"Whoever approved this," Rove moaned to a colleague, "I'm going to put on a slow boat to China."

The president sees the nation as a 10-year-old?

"It struck me as I was speaking to people in Bangor, Maine, that this president sees America as we think about a 10-year-old child," Card said. "I know as a parent I would sacrifice all for my children."
Well, we all know what a good job he did with his own kids, so...

Wednesday, September 01, 2004

Bob Kerrey lays into the Swift Boaters, Cheney-style.

I guess I have to at least give Alan Keyes credit for sticking to his guns:

After Keyes told the hosts that homosexuality is "selfish hedonism," he was asked whether Mary Cheney is a "selfish hedonist." "Of course she is," Keyes replied. "That goes by definition. Of course she is."
Followup: No, I guess I don't.
"You people are trying to say that I said the Cheney daughter is a selfish hedonist. That's just a lie," Keyes said. "I made an argument and left others to follow the argument."

Tuesday, August 31, 2004

The fat man leaveth.

Monday, August 30, 2004

I don't know who was having more fun: the delegates booing Michael Moore, or Michael Moore reveling in the booage that he'd wrought.

New poll compilation for the major polls taken through August 30, 2004. My calculations give me this:

June 23, 200444.0044.335.33
July 25, 200444.1746.253.33
August 30, 200445.0046.222.78
Post-RNC (September 15, 2004?)???
(Most recent sources: ABC/WP, American Research Group, AP, CBS, CNN, FOXNews, Gallup, LAT, and Pew.)

So Bush picked up three quarters of a point, while Kerry stayed the same (and Nader lost a half). It's worth noting that of the nine* major polls used to get the compilation numbers above, none were outside the margin of error. Within the margin of error, Kerry led in six of the polls; CNN was tied; and Bush led by 3 in the LAT and by 1 in Gallup.
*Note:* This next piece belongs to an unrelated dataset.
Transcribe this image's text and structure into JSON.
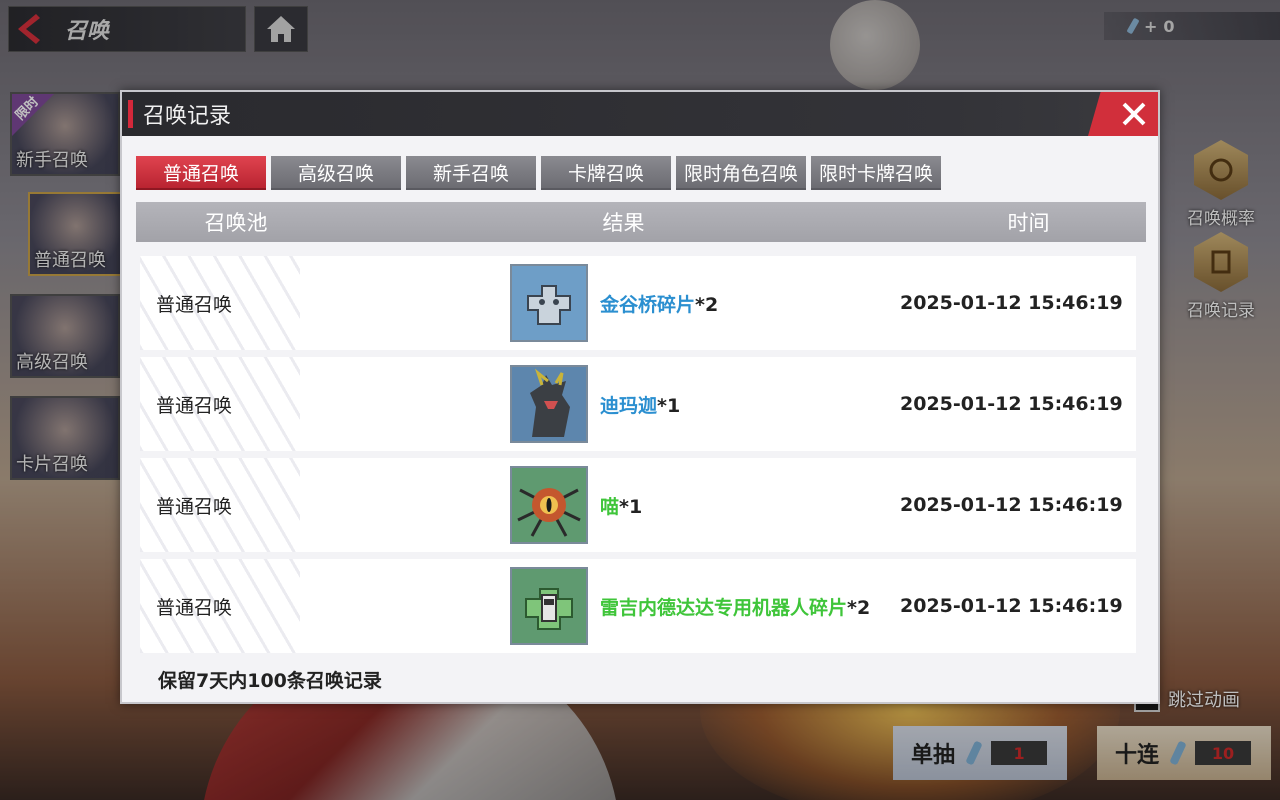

* - National polling has fallen a bit out of favor (predictably), so new numbers aren't coming out with the frequency they had been. If you throw in the results of a few smaller (ICR and Marist) and older (Newsweek and Zogby) polls, Kerry holds fairly steady at 46.31 and Bush drops three quarters of a point to 44.15.